• _INSTRUCTIONS TO FOLLOW_: From the entries that follow, pick out all lines holding "Components".

• _MATERIAL PROVIDED_:
• • • •

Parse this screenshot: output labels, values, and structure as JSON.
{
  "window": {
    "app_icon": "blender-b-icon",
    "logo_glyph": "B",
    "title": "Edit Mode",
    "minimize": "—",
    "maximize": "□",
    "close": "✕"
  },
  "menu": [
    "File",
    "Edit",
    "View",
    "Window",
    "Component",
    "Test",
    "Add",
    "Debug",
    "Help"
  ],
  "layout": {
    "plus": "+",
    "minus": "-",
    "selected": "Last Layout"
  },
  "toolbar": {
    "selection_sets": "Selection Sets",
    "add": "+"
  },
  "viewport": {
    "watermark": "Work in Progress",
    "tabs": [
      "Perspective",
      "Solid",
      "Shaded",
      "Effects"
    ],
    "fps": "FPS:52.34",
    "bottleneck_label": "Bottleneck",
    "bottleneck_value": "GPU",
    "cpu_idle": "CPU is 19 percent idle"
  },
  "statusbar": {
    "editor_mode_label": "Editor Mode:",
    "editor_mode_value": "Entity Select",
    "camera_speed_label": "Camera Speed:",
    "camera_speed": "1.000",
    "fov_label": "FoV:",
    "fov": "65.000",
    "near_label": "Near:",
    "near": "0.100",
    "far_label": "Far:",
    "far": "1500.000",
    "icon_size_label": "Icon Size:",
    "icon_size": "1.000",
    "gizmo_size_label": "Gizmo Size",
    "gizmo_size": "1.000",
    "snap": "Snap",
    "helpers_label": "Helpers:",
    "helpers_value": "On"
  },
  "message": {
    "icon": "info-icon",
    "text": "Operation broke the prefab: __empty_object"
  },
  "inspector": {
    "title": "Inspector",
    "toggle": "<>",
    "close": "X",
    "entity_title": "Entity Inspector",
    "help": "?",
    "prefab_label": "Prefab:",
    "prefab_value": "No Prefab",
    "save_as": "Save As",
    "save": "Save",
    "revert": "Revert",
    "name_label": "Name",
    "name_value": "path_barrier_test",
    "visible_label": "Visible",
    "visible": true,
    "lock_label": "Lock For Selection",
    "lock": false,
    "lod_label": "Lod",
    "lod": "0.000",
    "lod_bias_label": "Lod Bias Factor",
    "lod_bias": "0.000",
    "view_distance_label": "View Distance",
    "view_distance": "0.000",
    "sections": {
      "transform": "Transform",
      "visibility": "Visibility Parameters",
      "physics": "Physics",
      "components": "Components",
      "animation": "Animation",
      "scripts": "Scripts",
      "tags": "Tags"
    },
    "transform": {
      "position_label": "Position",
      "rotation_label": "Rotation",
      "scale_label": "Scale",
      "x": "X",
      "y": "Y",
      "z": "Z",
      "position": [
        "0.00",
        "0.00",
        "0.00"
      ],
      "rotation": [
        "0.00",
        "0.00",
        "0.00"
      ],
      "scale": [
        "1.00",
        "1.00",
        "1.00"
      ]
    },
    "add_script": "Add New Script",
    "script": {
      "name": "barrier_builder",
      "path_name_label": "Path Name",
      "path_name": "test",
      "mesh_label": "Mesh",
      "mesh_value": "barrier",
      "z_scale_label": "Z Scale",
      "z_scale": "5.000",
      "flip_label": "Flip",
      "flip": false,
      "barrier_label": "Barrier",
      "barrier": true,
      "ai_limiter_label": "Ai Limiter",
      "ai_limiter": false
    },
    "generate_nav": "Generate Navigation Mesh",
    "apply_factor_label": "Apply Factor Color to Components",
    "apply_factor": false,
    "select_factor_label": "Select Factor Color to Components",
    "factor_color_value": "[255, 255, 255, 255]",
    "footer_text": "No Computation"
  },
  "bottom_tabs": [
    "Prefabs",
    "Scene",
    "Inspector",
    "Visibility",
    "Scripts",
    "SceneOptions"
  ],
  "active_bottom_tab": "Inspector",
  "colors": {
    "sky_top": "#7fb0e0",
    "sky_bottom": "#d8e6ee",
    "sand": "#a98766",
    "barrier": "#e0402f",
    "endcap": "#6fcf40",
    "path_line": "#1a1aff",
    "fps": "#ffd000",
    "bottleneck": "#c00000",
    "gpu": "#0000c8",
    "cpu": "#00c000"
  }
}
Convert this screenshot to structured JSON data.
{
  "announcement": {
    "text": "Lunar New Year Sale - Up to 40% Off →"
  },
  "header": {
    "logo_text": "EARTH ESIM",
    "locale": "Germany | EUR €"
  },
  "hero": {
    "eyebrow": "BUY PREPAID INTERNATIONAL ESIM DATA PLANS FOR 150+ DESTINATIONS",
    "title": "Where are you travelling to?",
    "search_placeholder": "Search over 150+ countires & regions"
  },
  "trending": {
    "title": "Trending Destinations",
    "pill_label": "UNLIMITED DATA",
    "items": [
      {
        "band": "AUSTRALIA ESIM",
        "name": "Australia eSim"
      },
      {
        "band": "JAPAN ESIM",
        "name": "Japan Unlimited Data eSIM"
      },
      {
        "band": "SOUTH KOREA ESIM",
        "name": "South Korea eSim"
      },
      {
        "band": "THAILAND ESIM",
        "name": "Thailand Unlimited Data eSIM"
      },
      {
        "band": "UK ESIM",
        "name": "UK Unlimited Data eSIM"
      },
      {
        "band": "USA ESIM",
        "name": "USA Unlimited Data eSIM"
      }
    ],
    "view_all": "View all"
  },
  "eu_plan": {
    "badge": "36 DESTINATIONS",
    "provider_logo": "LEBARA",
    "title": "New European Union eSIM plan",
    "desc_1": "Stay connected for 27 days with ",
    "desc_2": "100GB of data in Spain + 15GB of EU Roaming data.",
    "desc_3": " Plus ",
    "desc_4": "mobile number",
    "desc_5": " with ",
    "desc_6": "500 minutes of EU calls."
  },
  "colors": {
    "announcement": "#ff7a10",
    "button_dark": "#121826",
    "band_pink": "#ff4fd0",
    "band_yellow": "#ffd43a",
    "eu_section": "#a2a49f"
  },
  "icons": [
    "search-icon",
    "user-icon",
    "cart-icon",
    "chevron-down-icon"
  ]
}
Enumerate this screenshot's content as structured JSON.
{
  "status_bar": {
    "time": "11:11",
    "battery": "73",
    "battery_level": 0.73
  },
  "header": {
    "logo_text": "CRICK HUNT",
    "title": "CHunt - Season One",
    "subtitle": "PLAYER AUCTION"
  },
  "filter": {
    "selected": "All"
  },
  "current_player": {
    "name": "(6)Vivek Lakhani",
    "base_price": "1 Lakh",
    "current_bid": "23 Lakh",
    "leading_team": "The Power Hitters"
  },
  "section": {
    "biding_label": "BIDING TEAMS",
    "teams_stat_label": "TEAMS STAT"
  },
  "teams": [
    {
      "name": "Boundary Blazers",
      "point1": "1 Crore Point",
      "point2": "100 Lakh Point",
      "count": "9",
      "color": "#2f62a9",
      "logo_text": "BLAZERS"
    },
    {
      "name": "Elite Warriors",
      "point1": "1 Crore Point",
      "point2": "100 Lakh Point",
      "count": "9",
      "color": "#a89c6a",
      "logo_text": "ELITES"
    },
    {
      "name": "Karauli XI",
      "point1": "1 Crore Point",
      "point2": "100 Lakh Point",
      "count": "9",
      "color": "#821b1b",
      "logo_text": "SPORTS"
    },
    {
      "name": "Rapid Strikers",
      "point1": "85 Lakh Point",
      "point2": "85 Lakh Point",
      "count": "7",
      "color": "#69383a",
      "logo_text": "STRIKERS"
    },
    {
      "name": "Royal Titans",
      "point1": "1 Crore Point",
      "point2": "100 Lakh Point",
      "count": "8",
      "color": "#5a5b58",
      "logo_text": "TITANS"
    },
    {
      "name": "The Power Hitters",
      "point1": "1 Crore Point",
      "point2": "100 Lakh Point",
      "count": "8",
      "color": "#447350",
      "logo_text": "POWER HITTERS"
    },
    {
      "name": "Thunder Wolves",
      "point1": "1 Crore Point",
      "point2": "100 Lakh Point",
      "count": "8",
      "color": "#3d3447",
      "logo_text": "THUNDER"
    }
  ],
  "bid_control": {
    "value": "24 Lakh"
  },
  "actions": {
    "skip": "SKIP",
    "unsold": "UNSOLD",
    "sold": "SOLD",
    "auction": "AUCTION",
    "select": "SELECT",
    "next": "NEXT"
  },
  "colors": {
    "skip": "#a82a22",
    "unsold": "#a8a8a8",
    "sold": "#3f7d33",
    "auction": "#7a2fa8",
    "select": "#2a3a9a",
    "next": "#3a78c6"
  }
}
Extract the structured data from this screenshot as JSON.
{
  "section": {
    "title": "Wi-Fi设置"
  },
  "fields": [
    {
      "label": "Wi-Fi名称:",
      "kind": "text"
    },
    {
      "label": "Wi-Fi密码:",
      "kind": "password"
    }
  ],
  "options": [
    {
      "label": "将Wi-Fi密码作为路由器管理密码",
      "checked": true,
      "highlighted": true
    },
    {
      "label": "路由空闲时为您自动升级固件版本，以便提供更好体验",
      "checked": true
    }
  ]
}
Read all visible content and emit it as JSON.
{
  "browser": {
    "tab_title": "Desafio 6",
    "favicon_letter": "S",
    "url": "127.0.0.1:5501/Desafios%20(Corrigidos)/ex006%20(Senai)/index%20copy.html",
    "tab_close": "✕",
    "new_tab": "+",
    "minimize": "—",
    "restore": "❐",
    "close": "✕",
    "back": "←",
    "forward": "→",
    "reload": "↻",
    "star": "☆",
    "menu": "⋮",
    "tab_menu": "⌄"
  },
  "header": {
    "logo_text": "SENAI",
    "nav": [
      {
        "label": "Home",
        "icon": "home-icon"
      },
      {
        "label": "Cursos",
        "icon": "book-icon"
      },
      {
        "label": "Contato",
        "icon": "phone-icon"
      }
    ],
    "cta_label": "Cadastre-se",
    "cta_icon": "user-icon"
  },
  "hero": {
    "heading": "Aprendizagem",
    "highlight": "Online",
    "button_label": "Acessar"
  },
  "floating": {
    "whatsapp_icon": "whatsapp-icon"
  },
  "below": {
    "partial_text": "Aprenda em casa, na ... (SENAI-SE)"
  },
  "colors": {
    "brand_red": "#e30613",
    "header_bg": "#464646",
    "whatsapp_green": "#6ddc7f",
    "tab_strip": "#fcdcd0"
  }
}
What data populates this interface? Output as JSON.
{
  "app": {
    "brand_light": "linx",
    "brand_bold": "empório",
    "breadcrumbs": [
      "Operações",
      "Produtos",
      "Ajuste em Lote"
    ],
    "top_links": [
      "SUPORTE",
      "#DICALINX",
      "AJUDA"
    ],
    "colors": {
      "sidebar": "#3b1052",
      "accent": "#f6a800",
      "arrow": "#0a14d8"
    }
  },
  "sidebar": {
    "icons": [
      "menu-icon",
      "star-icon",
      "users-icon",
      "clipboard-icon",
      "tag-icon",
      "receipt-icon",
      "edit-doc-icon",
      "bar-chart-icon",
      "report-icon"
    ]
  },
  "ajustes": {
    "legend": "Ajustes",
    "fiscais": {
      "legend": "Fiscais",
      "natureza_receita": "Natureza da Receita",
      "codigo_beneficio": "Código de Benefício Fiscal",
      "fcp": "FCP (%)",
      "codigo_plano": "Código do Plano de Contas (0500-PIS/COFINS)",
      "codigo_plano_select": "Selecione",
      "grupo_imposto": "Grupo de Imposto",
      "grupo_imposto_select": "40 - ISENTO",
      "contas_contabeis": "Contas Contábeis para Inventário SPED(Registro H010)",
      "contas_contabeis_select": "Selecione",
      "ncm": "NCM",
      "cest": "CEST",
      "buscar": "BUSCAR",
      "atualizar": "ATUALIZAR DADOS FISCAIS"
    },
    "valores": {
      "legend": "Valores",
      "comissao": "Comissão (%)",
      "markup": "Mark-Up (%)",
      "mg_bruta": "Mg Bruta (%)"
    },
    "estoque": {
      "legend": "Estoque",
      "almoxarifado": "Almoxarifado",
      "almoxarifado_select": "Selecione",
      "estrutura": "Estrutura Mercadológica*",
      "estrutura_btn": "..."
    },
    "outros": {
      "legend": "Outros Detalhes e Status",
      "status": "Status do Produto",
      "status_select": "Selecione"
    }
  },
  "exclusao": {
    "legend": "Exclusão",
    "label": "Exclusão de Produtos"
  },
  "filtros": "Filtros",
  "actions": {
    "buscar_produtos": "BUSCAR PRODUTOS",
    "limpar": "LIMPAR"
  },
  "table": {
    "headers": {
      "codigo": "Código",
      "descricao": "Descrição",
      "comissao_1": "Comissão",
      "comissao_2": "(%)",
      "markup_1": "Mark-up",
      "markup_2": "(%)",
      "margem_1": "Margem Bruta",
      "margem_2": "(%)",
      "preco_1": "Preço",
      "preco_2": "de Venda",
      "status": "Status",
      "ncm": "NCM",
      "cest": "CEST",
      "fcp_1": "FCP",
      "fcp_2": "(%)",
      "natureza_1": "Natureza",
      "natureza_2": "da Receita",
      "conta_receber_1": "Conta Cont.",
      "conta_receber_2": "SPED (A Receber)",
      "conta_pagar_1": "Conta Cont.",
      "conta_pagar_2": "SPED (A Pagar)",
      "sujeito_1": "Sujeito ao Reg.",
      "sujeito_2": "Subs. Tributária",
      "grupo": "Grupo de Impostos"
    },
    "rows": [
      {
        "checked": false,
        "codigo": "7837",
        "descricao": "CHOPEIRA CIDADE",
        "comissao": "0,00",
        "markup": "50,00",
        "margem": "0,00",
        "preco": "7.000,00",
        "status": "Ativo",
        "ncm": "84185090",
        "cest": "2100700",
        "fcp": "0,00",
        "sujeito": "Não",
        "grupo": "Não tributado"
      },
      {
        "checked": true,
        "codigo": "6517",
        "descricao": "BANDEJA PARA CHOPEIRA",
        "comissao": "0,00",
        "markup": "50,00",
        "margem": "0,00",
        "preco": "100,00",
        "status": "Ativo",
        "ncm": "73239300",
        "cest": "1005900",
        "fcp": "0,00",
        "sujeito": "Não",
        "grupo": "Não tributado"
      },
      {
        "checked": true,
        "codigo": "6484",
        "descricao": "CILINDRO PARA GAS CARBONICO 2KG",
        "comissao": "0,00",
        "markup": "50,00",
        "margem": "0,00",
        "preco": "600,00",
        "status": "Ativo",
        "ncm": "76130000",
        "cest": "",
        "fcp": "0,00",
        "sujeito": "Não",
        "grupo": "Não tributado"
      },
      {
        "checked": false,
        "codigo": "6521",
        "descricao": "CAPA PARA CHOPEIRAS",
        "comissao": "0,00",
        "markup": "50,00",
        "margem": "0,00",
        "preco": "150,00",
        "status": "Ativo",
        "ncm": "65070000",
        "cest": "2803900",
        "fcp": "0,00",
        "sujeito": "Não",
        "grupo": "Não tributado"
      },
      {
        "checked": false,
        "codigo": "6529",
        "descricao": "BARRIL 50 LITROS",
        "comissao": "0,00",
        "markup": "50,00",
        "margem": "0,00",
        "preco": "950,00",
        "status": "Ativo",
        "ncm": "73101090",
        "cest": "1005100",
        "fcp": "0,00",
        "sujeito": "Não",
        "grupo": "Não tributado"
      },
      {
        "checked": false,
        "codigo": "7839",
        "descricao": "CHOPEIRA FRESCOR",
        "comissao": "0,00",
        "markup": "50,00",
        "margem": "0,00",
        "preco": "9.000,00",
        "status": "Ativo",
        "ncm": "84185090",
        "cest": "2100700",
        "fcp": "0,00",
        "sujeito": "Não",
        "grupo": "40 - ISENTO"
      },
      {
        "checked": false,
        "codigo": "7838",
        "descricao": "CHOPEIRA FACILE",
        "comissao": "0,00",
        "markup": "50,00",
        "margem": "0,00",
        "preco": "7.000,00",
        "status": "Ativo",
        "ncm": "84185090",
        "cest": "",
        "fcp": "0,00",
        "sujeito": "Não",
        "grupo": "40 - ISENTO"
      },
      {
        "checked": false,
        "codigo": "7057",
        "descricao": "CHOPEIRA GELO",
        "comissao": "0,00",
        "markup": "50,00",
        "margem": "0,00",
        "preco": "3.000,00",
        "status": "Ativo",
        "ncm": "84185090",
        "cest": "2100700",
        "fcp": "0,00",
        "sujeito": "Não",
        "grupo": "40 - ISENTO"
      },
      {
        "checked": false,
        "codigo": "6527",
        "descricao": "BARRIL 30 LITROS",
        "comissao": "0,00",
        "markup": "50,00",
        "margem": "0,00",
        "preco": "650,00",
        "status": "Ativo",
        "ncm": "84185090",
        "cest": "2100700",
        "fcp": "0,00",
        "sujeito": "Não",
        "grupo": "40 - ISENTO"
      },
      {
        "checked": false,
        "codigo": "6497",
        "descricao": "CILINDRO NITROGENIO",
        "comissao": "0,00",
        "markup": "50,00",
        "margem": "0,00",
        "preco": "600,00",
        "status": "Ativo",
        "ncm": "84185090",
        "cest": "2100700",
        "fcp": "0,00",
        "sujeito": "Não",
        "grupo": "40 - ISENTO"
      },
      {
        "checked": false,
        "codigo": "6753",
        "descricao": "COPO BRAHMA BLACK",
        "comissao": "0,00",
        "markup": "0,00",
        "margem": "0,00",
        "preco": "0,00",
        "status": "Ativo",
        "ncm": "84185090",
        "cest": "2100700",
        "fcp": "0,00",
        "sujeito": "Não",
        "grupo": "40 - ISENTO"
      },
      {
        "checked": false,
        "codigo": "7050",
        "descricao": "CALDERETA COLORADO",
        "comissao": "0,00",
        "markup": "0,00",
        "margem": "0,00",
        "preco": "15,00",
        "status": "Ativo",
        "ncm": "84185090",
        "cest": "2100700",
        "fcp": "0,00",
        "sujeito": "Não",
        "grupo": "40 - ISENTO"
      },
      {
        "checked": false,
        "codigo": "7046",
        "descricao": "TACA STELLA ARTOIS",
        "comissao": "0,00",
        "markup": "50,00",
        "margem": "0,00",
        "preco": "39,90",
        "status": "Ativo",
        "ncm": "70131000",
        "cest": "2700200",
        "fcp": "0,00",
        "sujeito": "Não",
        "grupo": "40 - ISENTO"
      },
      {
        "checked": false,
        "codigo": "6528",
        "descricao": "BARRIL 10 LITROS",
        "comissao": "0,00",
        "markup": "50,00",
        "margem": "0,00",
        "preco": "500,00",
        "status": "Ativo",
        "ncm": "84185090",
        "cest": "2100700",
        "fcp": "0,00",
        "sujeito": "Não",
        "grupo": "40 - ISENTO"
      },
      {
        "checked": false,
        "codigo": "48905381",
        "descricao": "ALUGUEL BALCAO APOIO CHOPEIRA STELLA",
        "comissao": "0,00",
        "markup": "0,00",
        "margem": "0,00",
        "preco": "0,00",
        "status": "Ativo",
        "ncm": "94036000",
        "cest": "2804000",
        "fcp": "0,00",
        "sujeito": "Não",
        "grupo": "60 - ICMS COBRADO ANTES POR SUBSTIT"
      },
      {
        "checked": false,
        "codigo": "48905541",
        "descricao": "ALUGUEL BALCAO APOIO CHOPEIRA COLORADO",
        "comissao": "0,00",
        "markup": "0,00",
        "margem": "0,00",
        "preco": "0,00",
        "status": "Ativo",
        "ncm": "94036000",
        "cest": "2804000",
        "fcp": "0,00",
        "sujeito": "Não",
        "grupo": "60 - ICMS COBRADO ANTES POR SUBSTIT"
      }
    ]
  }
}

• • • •

• _WRITTEN SOLUTION_:
      "components": "Components",
    "apply_factor_label": "Apply Factor Color to Components",
    "select_factor_label": "Select Factor Color to Components",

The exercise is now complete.